On each occasion, community figureheads took up purist and punitive positions and strategies. The damage caused to vulnerable members of the community was incalculable; it was toxic shaming at its absolute worst. It wasn’t enough to win the argument; it wasn’t even a debate in any rational sense — chosen scapegoats had to be obliterated, if not from this earth then, at least, from public view; they were shamed into silence. Each time this happened, necessary debates over HIV prevention policy and programming were set back years, if not decades.

Traumatic affect was clearly playing out in those conflicts. In 1995, at the peak of the AIDS crisis in the United States, 50,000 people were dying each year in communities that made up, on contemporary estimates, about 1.5 per cent of the adult population. That’s 1.2 per cent of that community’s population dying each year — for reference, that’s four times the mortality rate of Covid-19 in the mainstream US population.

These dry calculations only thinly approximate the human, social, relational and emotional impacts of the epidemic. It falls to cultural products like film and television and books to account for the incalculable costs.

One film that does this especially well is Robin Campillo’s 120 BPM (2018) about ACT UP Paris. (It is available to rent for $5 on Apple TV.) The film opens in a lecture theatre, in a loud and only loosely organised collective meeting, as newcomer Nathan (Arnaud Valois) watches activists planning their next protest and, while this happens, checks out cute firebrand Sean (Nahuel Pérez Biscayart). The film tells the story of the collective, their protests against recalcitrant governments and drug companies, and the emerging relationship between Nathan and Sean, which ends in scenes of unbearable tenderness.

The film interweaves the moments of tragedy and agency that were simultaneously embodied in the queer community’s response to HIV and AIDS, and powerfully evokes its protagonists’ overwhelming perception of government and the public: “They don’t give a fuck about us.” (A perception that is no doubt familiar to the many people left behind as Australia transitions into a Covid-Normal existence.) It highlights the diversity of people and groups engaged in the battle against HIV, rather than presenting cisgender, white, educated middle-class men as the heroes of the epidemic response.

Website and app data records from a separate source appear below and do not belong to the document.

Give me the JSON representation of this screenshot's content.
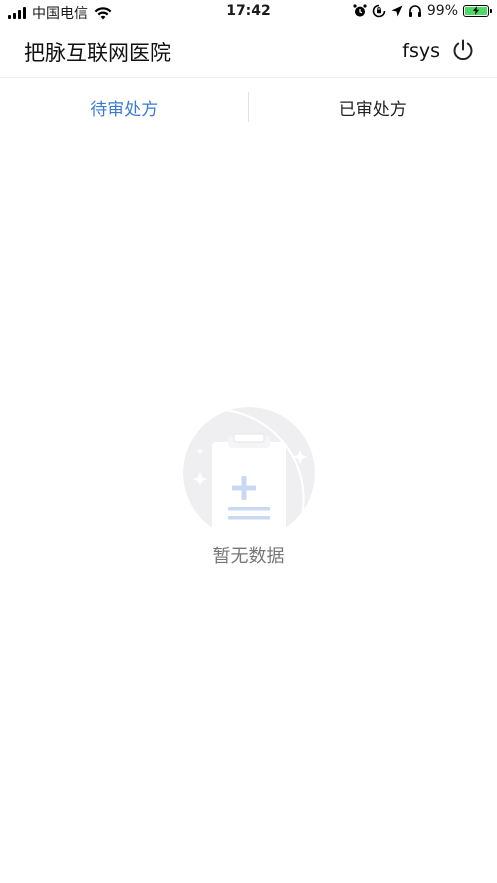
{
  "status_bar": {
    "carrier": "中国电信",
    "time": "17:42",
    "battery_percent": "99%",
    "battery_level": 0.99,
    "battery_color": "#4cd964"
  },
  "header": {
    "title": "把脉互联网医院",
    "username": "fsys",
    "logout_icon": "power-icon"
  },
  "tabs": [
    {
      "label": "待审处方",
      "active": true
    },
    {
      "label": "已审处方",
      "active": false
    }
  ],
  "empty_state": {
    "icon": "empty-clipboard-icon",
    "text": "暂无数据"
  },
  "colors": {
    "accent": "#3a7bd5",
    "text_primary": "#111111",
    "text_muted": "#777777",
    "divider": "#eeeeee"
  }
}
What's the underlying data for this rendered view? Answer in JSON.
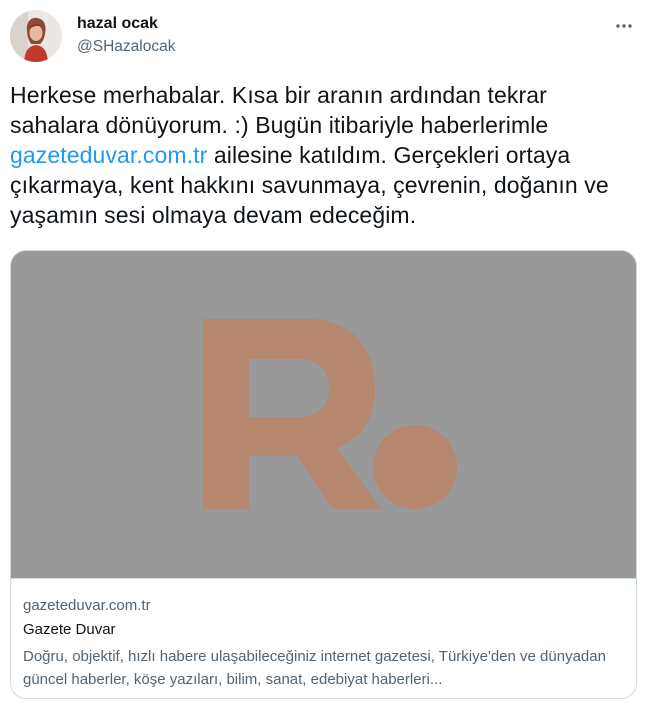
{
  "author": {
    "display_name": "hazal ocak",
    "handle": "@SHazalocak"
  },
  "tweet": {
    "text_before_link": "Herkese merhabalar. Kısa bir aranın ardından tekrar sahalara dönüyorum. :) Bugün itibariyle haberlerimle ",
    "link_text": "gazeteduvar.com.tr",
    "text_after_link": " ailesine katıldım. Gerçekleri ortaya çıkarmaya, kent hakkını savunmaya, çevrenin, doğanın ve yaşamın sesi olmaya devam edeceğim."
  },
  "card": {
    "image_logo_text": "R.",
    "domain": "gazeteduvar.com.tr",
    "title": "Gazete Duvar",
    "description": "Doğru, objektif, hızlı habere ulaşabileceğiniz internet gazetesi, Türkiye'den ve dünyadan güncel haberler, köşe yazıları, bilim, sanat, edebiyat haberleri..."
  },
  "icons": {
    "more": "more-horizontal-icon",
    "logo": "gazete-duvar-logo"
  },
  "colors": {
    "link": "#1d9bf0",
    "text": "#0f1419",
    "secondary": "#536471",
    "card_image_bg": "#999999",
    "logo": "#b5876f",
    "border": "#cfd9de"
  }
}
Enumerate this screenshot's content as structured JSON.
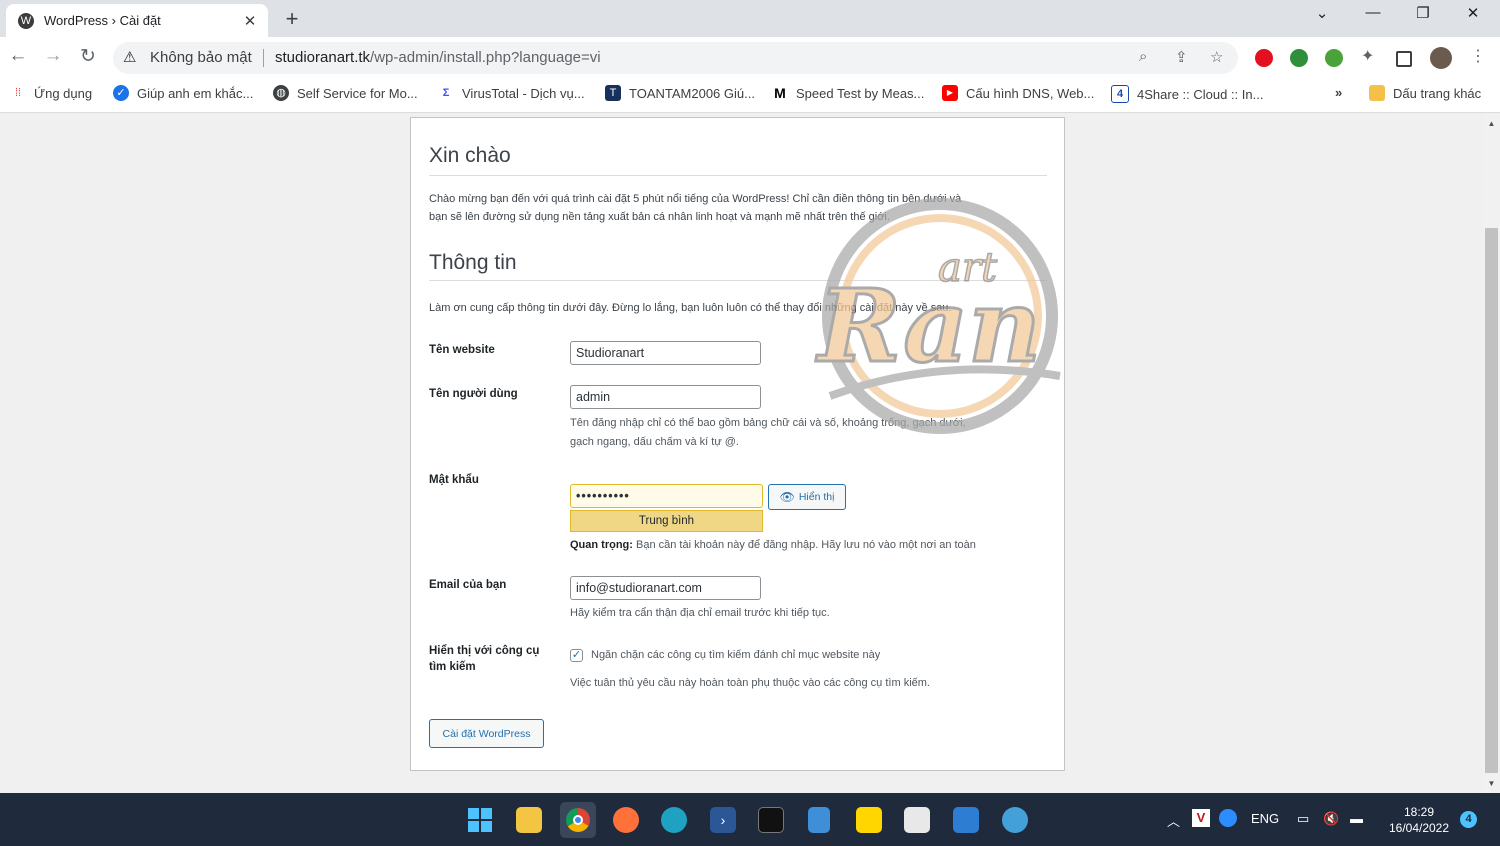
{
  "browser": {
    "tab_title": "WordPress › Cài đặt",
    "tab_close": "✕",
    "new_tab": "+",
    "security_label": "Không bảo mật",
    "url_host": "studioranart.tk",
    "url_path": "/wp-admin/install.php?language=vi",
    "bookmarks": [
      "Ứng dụng",
      "Giúp anh em khắc...",
      "Self Service for Mo...",
      "VirusTotal - Dịch vụ...",
      "TOANTAM2006 Giú...",
      "Speed Test by Meas...",
      "Cấu hình DNS, Web...",
      "4Share :: Cloud :: In..."
    ],
    "bookmarks_more": "»",
    "other_bookmarks": "Dấu trang khác"
  },
  "page": {
    "welcome_heading": "Xin chào",
    "welcome_text_1": "Chào mừng bạn đến với quá trình cài đặt 5 phút nổi tiếng của WordPress! Chỉ cần điền thông tin bên dưới và",
    "welcome_text_2": "bạn sẽ lên đường sử dụng nền tảng xuất bản cá nhân linh hoạt và mạnh mẽ nhất trên thế giới.",
    "info_heading": "Thông tin",
    "info_text": "Làm ơn cung cấp thông tin dưới đây. Đừng lo lắng, bạn luôn luôn có thể thay đổi những cài đặt này về sau.",
    "site_title_label": "Tên website",
    "site_title_value": "Studioranart",
    "username_label": "Tên người dùng",
    "username_value": "admin",
    "username_hint_1": "Tên đăng nhập chỉ có thể bao gồm bảng chữ cái và số, khoảng trống, gạch dưới,",
    "username_hint_2": "gạch ngang, dấu chấm và kí tự @.",
    "password_label": "Mật khẩu",
    "password_value": "••••••••••",
    "show_button": "Hiển thị",
    "strength": "Trung bình",
    "important_bold": "Quan trọng:",
    "important_text": " Bạn cần tài khoản này để đăng nhập. Hãy lưu nó vào một nơi an toàn",
    "email_label": "Email của bạn",
    "email_value": "info@studioranart.com",
    "email_hint": "Hãy kiểm tra cẩn thận địa chỉ email trước khi tiếp tục.",
    "search_label": "Hiển thị với công cụ tìm kiếm",
    "search_checkbox_label": "Ngăn chặn các công cụ tìm kiếm đánh chỉ mục website này",
    "search_hint": "Việc tuân thủ yêu cầu này hoàn toàn phụ thuộc vào các công cụ tìm kiếm.",
    "install_button": "Cài đặt WordPress",
    "watermark_text": "art Ran"
  },
  "taskbar": {
    "language": "ENG",
    "time": "18:29",
    "date": "16/04/2022",
    "notifications": "4"
  }
}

Right now, we are missing two things.

First is the community infrastructure that, in the HIV epidemic, enabled affected communities to respond effectively with prevention programs, and to care for and support people living and dying with HIV and AIDS. We have a Heart Foundation, Cancer Councils, AIDS Councils, PWDA, but no organisation dedicated to representing the people most affected by Covid-19. This gap harms people who are vulnerable to severe illness and people fighting for recognition, treatment, services and research on Long Covid. In the absence of a representative body we are only hearing the loudest voices, not voices informed by the diverse needs and experiences of this community.

Second, we urgently need an investment in public storytelling that can help us understand Covid-19 as a mass traumatising experience. There is scholarly debate over whether Covid-19 lockdowns had lasting impacts on people’s mental health, often judged using simplistic measures of depression and anxiety included in longitudinal survey research. But the whole point about trauma is that symptoms often take time to emerge, and they are often quite indirect — it’s not immediately obvious where they are coming from and what has triggered them.

Trauma also has effects that play out at the collective level, reshaping how a group of people sees itself and organises its everyday life. Public narrative is one of the most powerful therapeutic interventions for grappling with and resolving individual and collective traumatic experience.

For this to happen we need the discourse over Covid-19 to shift gears. Public rage and pathos-filled personal narratives can pay off; both are ways of building an audience. But it is possible to get hooked on rage, stuck in the black-and-white, blame-and-shame mindset it produces. There is little possibility of processing the traumatic experience when you are spending hours each day marinating your brain in other people’s digitally mediated stress hormones. It is time for the merchants of rage to take a breath or take a seat. •